Data -

• • • • • • •

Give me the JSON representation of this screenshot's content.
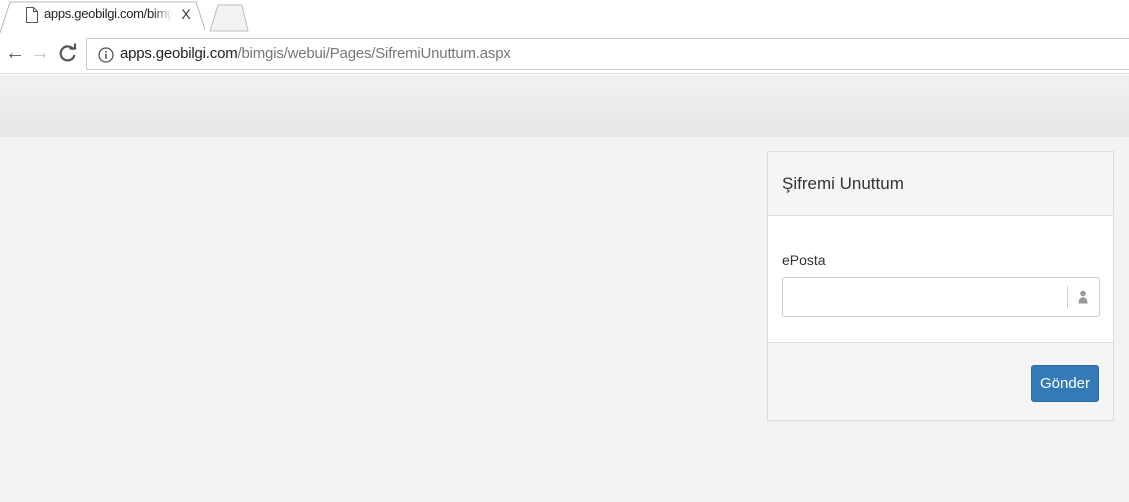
{
  "browser": {
    "tab": {
      "title": "apps.geobilgi.com/bimgi",
      "close_glyph": "X",
      "icon": "page-icon"
    },
    "nav": {
      "back_glyph": "←",
      "forward_glyph": "→",
      "reload_glyph": "C"
    },
    "address": {
      "host": "apps.geobilgi.com",
      "path": "/bimgis/webui/Pages/SifremiUnuttum.aspx",
      "security_icon": "info-icon"
    }
  },
  "panel": {
    "title": "Şifremi Unuttum",
    "email_label": "ePosta",
    "email_value": "",
    "email_icon": "user-icon",
    "submit_label": "Gönder"
  },
  "colors": {
    "primary_button": "#337ab7",
    "page_background": "#f3f3f3",
    "header_band": "#ebebeb"
  }
}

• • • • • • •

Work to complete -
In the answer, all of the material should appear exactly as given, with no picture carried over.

Written solution -
Give me the JSON representation of this screenshot's content.
{
  "browser": {
    "tab": {
      "title": "apps.geobilgi.com/bimgi",
      "close_glyph": "X",
      "icon": "page-icon"
    },
    "nav": {
      "back_glyph": "←",
      "forward_glyph": "→",
      "reload_glyph": "C"
    },
    "address": {
      "host": "apps.geobilgi.com",
      "path": "/bimgis/webui/Pages/SifremiUnuttum.aspx",
      "security_icon": "info-icon"
    }
  },
  "panel": {
    "title": "Şifremi Unuttum",
    "email_label": "ePosta",
    "email_value": "",
    "email_icon": "user-icon",
    "submit_label": "Gönder"
  },
  "colors": {
    "primary_button": "#337ab7",
    "page_background": "#f3f3f3",
    "header_band": "#ebebeb"
  }
}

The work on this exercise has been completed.